February 27, 2013

Community Ambassador wonders why more people don’t take advantage of free tech classes

Print

By Karen Barton/For CU-CitizenAccess.org

CU-CitizenAccess worked with faculty from the Graduate School of Library and Information Science to secure a grant from the state that offers skills training to help participants secure jobs. The money was used to place community ambassadors in public computer labs to offer computer literacy training and workshops to underserved populations from the Urbana Free Library, Salt and Light Food Pantry and Shadow Wood Mobile Home Park as well as a public computer lab in East St. Louis. 

We've asked our local computer ambassadors to blog about their experiences.

A recent conversation with a close friend is beginning to make me wonder what the public and librarians would say if asked, “What is the role of a librarian?” My friend told me that when looking for a book, she is more likely to ask a book clerk than a librarian for book suggestions and that she only depends on librarians to tell her where a book is located. This seems to indicate that librarians either have not conversed with her about her reading interests or that she has a narrow view of the role of a librarian. In reality, a bookstore clerk is least likely to have taken a reference or adult literature course whereas many librarians have and they are also required to stay up-to-date on new, popular literature for collection development purposes. These points then brought me to think about how librarians may describe their role, which they may or may not believe includes technology help.

As a Community Ambassador at the Urbana Free Library and a graduate student on the path to librarianship, I feel that this idea is important to consider as one day I may find myself working beside librarians who do not understand that times have changed and that a major catalyst is technology—technology that leaves those who are on the wrong side of the digital and economic divides no choice but to come to public libraries to fill out government forms and job applications on the Internet, although they may not be skilled at using such technology. At places like the Urbana Free Library, Salt & Light ministries, and Shadow Wood mobile home park’s computer lab, this is where Community Ambassadors step in.

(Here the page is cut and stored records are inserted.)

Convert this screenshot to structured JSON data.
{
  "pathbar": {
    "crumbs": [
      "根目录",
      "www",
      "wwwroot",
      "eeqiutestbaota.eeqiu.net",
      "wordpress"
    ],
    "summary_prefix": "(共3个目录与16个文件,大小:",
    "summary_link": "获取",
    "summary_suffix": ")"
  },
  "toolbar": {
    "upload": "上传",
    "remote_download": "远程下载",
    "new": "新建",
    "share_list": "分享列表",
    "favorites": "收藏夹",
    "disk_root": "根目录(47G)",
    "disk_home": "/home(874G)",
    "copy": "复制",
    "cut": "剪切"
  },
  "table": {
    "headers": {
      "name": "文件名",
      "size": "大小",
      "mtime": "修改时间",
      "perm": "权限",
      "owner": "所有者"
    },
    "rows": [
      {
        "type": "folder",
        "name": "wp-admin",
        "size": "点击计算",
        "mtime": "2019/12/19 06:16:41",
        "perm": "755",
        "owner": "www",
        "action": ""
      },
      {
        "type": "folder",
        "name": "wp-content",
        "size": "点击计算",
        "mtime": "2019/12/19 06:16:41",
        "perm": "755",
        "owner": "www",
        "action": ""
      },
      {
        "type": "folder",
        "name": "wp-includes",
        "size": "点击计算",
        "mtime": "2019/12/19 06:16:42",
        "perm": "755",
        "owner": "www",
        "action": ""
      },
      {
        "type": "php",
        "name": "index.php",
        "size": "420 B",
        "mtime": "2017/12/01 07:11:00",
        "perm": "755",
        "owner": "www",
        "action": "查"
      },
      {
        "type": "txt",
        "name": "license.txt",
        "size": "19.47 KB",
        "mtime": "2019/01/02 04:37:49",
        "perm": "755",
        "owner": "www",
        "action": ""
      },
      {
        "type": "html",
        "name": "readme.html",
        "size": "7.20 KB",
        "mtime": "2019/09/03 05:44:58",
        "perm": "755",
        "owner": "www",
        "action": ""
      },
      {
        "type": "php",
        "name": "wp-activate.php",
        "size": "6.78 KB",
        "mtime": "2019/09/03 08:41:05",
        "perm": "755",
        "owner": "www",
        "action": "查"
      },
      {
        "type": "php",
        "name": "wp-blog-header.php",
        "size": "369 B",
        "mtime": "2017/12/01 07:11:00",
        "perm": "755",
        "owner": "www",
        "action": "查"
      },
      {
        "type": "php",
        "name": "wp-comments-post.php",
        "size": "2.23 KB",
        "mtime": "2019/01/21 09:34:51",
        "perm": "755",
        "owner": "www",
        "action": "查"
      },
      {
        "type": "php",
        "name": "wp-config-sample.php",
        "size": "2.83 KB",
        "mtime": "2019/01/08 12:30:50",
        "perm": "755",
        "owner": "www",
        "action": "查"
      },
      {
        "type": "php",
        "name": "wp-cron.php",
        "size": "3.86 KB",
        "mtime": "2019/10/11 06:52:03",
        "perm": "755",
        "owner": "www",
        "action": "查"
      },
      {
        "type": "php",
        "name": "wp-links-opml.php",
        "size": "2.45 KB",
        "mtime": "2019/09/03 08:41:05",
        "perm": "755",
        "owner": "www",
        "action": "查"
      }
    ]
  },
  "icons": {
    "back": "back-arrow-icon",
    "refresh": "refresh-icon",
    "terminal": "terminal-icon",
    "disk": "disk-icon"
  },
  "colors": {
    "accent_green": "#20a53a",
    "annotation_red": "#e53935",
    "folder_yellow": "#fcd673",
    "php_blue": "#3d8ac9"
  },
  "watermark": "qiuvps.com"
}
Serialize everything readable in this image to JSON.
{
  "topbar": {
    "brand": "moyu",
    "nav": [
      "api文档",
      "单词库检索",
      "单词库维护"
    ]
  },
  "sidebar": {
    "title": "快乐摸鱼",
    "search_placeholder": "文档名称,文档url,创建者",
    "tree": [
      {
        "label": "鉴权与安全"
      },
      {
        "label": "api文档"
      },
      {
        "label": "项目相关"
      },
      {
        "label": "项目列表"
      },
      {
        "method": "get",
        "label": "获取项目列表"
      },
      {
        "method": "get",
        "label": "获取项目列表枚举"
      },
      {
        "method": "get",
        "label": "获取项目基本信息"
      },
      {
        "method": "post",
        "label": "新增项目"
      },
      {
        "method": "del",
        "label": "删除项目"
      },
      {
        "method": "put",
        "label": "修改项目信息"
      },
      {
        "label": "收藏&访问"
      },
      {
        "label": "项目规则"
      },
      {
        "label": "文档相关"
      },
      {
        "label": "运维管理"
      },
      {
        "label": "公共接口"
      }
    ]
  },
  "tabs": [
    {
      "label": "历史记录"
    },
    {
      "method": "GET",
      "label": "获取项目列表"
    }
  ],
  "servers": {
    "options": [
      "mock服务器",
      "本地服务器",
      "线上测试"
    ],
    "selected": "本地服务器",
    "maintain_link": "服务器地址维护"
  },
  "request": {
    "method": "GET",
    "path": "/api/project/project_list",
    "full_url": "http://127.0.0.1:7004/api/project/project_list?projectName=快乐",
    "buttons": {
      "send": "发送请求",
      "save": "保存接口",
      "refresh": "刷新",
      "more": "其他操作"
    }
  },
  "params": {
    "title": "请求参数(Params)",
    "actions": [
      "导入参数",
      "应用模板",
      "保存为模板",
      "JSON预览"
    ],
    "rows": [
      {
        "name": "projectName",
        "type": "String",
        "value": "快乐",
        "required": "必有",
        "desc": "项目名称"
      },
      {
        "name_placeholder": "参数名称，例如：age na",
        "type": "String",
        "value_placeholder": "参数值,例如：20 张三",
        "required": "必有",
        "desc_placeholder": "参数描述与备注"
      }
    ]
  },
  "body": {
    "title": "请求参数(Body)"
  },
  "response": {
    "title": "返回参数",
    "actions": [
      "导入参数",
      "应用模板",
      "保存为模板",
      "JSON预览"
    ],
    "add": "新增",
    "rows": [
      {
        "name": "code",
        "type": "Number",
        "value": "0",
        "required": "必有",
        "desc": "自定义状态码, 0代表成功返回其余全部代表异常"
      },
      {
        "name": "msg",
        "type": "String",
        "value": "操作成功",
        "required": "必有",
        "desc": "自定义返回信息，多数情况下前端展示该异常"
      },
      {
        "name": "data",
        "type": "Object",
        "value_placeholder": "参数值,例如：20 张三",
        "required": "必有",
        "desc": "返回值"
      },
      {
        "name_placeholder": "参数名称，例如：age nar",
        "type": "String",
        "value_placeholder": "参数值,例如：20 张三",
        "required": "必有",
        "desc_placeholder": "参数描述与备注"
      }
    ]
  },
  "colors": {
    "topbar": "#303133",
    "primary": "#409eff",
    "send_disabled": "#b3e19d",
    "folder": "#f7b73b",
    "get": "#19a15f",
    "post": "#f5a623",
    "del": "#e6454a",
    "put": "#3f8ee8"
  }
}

What puzzles me is why so many patrons are not taking advantage of the free Tech 21 classes that I offer at the library and other technology-learning opportunities. A Tech 21 regular even asked me why I think that some people don’t show up, as, in her words, the classes are “very informative.” (I definitely would not make this up just so that I sound like the best tech instructor in the world.) I did not quite have an answer. I have wondered the same and have had quite a few instances where I have helped people in the computer lab with an information need that directly relates to an upcoming class, yet they seem off-put by the idea of attending a class. For instance, I recently helped a senior who thought his email had not been sent since a copy had not been saved in his outbox. This was actually about the third time that I have helped someone with this issue. I showed him how to change his email settings to save sent messages and then sent an email with a bogus recipient to show him what a failure notice looks like. As my Email Basics class was coming up, I gave him a flyer with more details and he seemed to frown at it and then said he would think about it. What I wish to get across to some patrons is that attending classes or setting up appointments for one-on-one computer help may alleviate the need to continuously ask for help in the lab.